What does Matthew 17:23 mean?
ESV: and they will kill him, and he will be raised on the third day.” And they were greatly distressed.
NIV: They will kill him, and on the third day he will be raised to life.' And the disciples were filled with grief.
NASB: and they will kill Him, and He will be raised on the third day.' And they were deeply grieved.
CSB: They will kill him, and on the third day he will be raised up." And they were deeply distressed.
NLT: He will be killed, but on the third day he will be raised from the dead.' And the disciples were filled with grief.
KJV: And they shall kill him, and the third day he shall be raised again. And they were exceeding sorry.
In making these statements, Jesus is not speaking in parables or obtuse language. He is not attempting to confuse the disciples. He truly wants them to know what is coming, and He is intentionally being clear about what will soon happen to Him. He is providing for them both by managing their expectations for what comes next and by giving them facts to remember after His death and then His resurrection.
He has told them that He, the "Son of Man," is about to be delivered into the hands of men. Now He adds that those men will kill Him and then He will be raised on the third day (John 12:32–33). Jesus willingly made Himself available to be sacrificed for the sins of humanity on the cross. He did this with full knowledge of what would take place (Matthew 16:21; 17:22–23). He was never surprised by a moment of it. He was acting in full obedience and submission to the will of God the Father, who gave His only begotten Son as this sacrifice (John 3:16).
The disciples were upset to hear Jesus say this. Still, they did not fully understand what it meant (John 2:22).
Matthew 17:22–27 begins with Jesus once again predicting His death at the hands of religious enemies in Jerusalem (Matthew 16:21). Collectors of the annual two-drachma temple tax approach Peter and ask if Jesus will pay. Jesus explains to Peter why He is exempt from the tax, but He says that He will pay it to avoid giving offense over the issue. He commands Peter to pay the tax for them both: by catching a fish in which he will find a coin sufficient for the task.

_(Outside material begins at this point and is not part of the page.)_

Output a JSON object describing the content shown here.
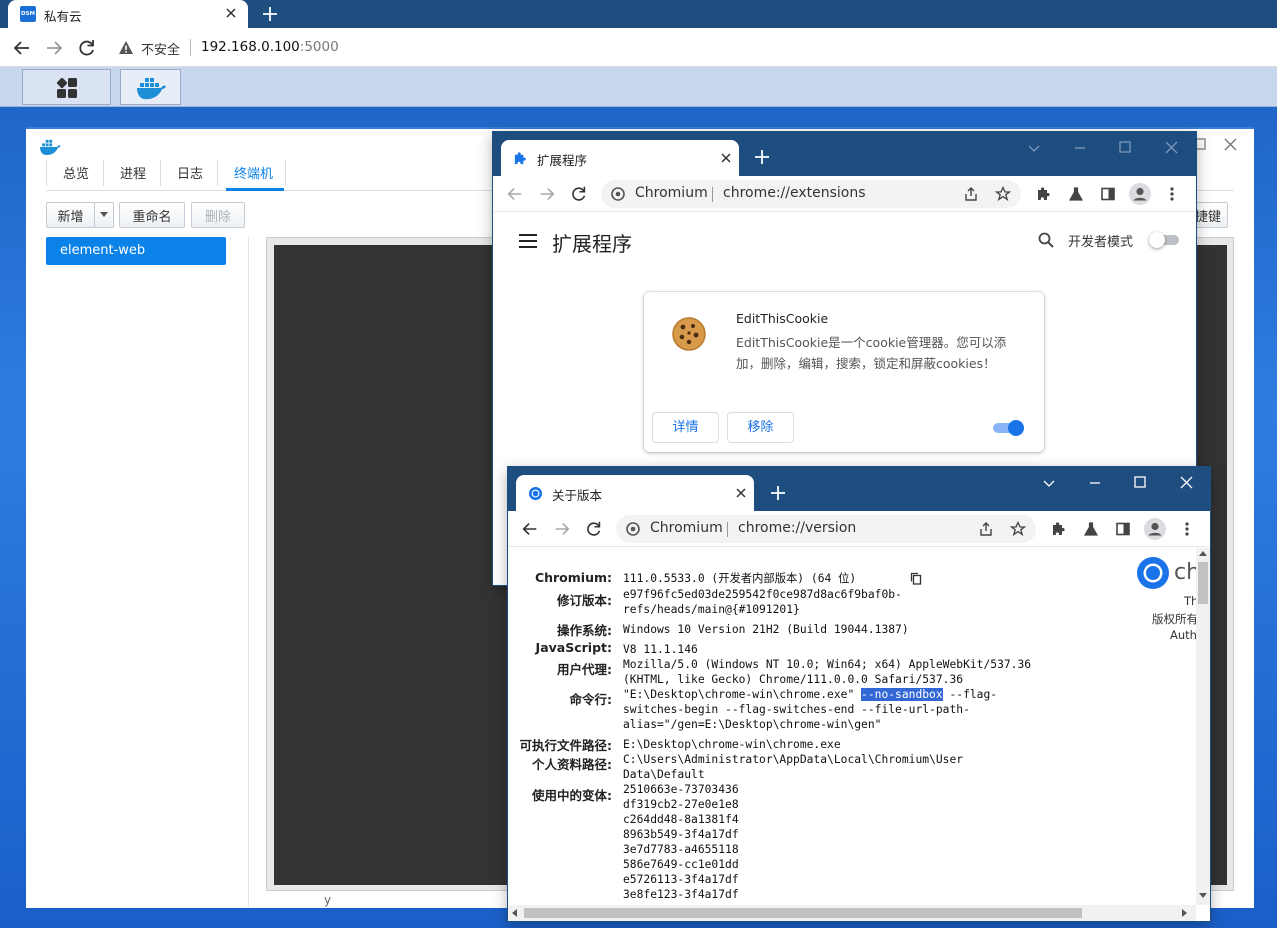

Jesus takes Peter, James, and John up on a high mountain. There, they see Him "transfigured" into a shining, divine form. They also see Christ speaking with Moses and Elijah but are commanded not to speak of this event until later. Jesus heals a demon-afflicted boy after the disciples cannot cast the demon out. Jesus very clearly tells the disciples He will be delivered into the hands of men, killed, and raised on the third day. After explaining why He is exempt from a temple tax, Jesus agrees to pay it and tells Peter to find the money in the mouth of a fish.

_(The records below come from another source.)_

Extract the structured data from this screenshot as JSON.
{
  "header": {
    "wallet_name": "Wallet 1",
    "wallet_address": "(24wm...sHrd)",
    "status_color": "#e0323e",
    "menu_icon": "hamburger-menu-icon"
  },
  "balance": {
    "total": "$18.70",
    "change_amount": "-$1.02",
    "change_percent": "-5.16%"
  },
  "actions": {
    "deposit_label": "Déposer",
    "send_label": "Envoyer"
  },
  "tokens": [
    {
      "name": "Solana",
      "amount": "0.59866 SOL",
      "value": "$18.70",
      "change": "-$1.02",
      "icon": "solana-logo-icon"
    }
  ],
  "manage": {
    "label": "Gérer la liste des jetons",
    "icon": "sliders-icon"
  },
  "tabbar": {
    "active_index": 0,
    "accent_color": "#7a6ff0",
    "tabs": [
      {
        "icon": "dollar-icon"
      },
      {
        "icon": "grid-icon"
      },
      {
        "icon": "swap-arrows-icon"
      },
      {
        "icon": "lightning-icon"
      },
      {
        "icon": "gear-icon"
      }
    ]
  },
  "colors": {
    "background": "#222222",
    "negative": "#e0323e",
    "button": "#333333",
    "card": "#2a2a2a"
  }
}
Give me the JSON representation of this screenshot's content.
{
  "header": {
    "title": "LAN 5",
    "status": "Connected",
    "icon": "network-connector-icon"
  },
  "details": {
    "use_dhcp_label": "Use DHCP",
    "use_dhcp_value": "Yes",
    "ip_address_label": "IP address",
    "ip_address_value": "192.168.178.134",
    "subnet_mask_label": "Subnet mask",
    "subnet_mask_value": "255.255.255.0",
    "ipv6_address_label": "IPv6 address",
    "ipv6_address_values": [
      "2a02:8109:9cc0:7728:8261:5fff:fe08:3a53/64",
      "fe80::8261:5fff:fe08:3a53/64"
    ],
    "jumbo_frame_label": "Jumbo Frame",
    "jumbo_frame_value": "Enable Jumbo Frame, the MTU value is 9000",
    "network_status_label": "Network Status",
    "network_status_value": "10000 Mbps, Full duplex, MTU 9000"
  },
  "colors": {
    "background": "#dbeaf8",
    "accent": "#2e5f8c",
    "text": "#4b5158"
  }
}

Matthew 17 begins with the fulfillment of Jesus' prediction at the end of the previous chapter: that some of those present would not die before seeing Him coming in His kingdom. Jesus casts out a demon, predicts His death, and commands Peter to pay a temple tax with a coin from the mouth of a fish. This leads Matthew back to extensive records of Jesus' teachings, continuing through chapter 20.
The Gospel of Matthew clearly shows the influence of its writer's background, and his effort to reach a specific audience. Matthew was one of Jesus' twelve disciples, a Jewish man, and a former tax collector. This profession would have required literacy, and Matthew may have transcribed some of Jesus' words as they were spoken. This book is filled with references to the Old Testament, demonstrating to Israel that Jesus is the Promised One. Matthew also includes many references to coins, likely due to his former profession. Matthew records extensive accounts of Jesus' teaching, more than the other three Gospels.

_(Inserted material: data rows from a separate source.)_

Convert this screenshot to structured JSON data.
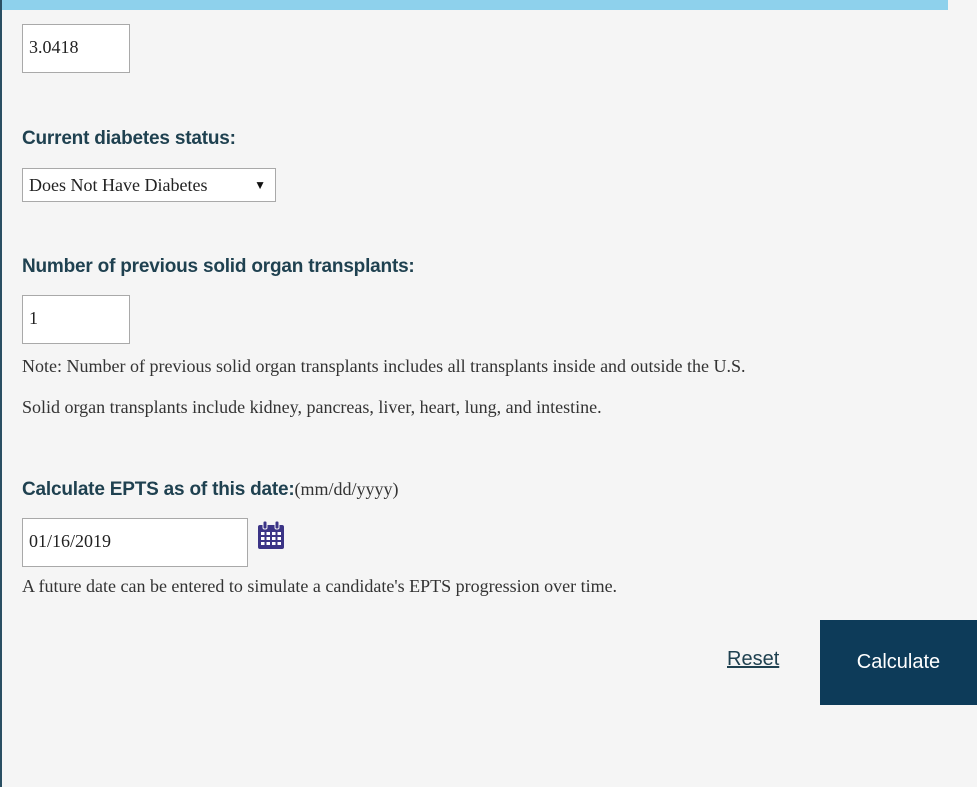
{
  "fields": {
    "previous_value": "3.0418",
    "diabetes": {
      "label": "Current diabetes status:",
      "selected": "Does Not Have Diabetes",
      "arrow": "▼"
    },
    "transplants": {
      "label": "Number of previous solid organ transplants:",
      "value": "1",
      "note_line1": "Note: Number of previous solid organ transplants includes all transplants inside and outside the U.S.",
      "note_line2": "Solid organ transplants include kidney, pancreas, liver, heart, lung, and intestine."
    },
    "date": {
      "label": "Calculate EPTS as of this date:",
      "format_hint": "(mm/dd/yyyy)",
      "value": "01/16/2019",
      "icon": "calendar-icon",
      "note": "A future date can be entered to simulate a candidate's EPTS progression over time."
    }
  },
  "actions": {
    "reset_label": "Reset",
    "calculate_label": "Calculate"
  },
  "colors": {
    "top_band": "#8ed1ec",
    "label_text": "#1f4150",
    "calculate_bg": "#0d3b59",
    "calendar_icon": "#3b3486",
    "page_bg": "#f5f5f5"
  }
}
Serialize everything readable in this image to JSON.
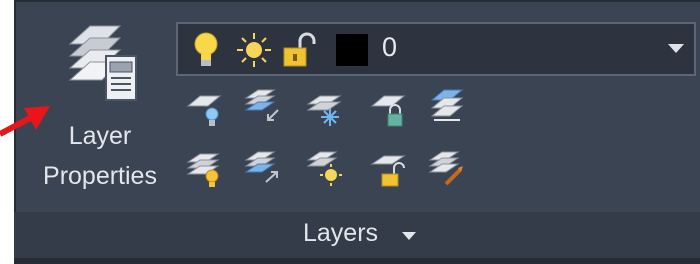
{
  "ribbon_panel": {
    "title": "Layers",
    "layer_properties_button": {
      "line1": "Layer",
      "line2": "Properties",
      "icon": "layer-stack-properties-icon"
    },
    "layer_control": {
      "current_layer": "0",
      "swatch_color": "#000000",
      "icons": [
        "bulb-icon",
        "sun-icon",
        "unlock-icon"
      ]
    },
    "tools_row1": [
      "layer-off-icon",
      "layer-unisolate-icon",
      "layer-freeze-icon",
      "layer-lock-icon",
      "layer-match-icon"
    ],
    "tools_row2": [
      "layer-on-icon",
      "layer-isolate-icon",
      "layer-thaw-icon",
      "layer-unlock-icon",
      "layer-make-current-icon"
    ]
  },
  "colors": {
    "panel_bg": "#3b4453",
    "footer_bg": "#343c4a",
    "text": "#e3e6ea",
    "accent_red": "#e8161b"
  }
}
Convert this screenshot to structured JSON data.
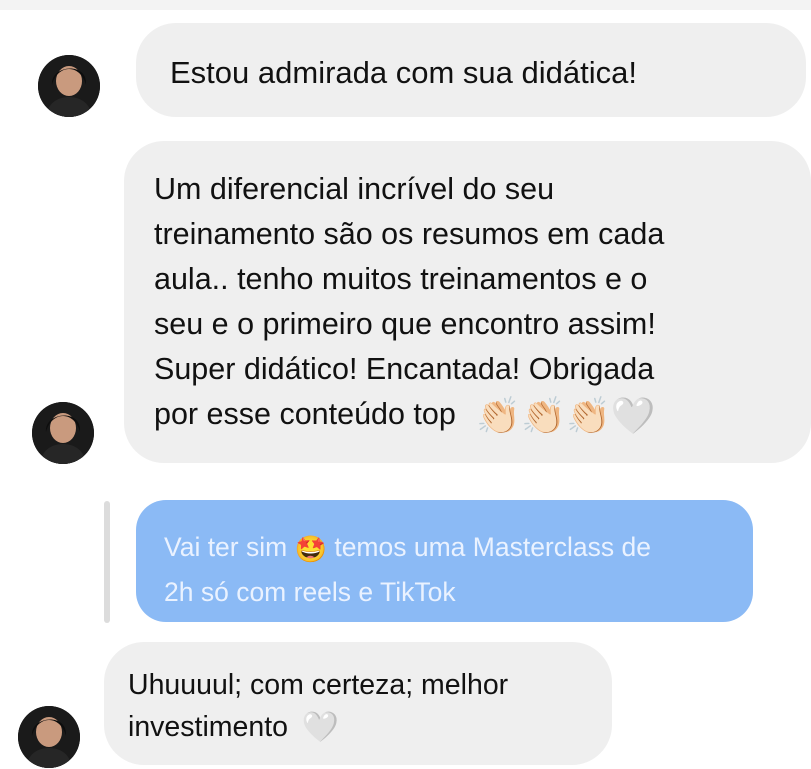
{
  "messages": [
    {
      "from": "contact",
      "text": "Estou admirada com sua didática!"
    },
    {
      "from": "contact",
      "lines": [
        "Um diferencial incrível do seu",
        "treinamento são os resumos em cada",
        "aula.. tenho muitos treinamentos e o",
        "seu e o primeiro que encontro assim!",
        "Super didático! Encantada! Obrigada"
      ],
      "last_line": "por esse conteúdo top",
      "emojis": [
        "👏🏻",
        "👏🏻",
        "👏🏻",
        "🤍"
      ]
    },
    {
      "from": "me",
      "line1_before": "Vai ter sim",
      "line1_emoji": "🤩",
      "line1_after": "temos uma Masterclass de",
      "line2": "2h só com reels e TikTok"
    },
    {
      "from": "contact",
      "line1": "Uhuuuul; com certeza; melhor",
      "line2": "investimento",
      "emoji": "🤍"
    }
  ],
  "colors": {
    "incoming_bubble": "#efefef",
    "outgoing_bubble": "#8bbaf5",
    "outgoing_text": "#eaf2ff"
  }
}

Accessed 3/1/2024 9:48:42 PM
© Copyright 2002-2024 Got Questions Ministries. All rights reserved.
Text from ESV, NIV, NASB, CSB, NLT, KJV © Copyright respective owners, used by permission.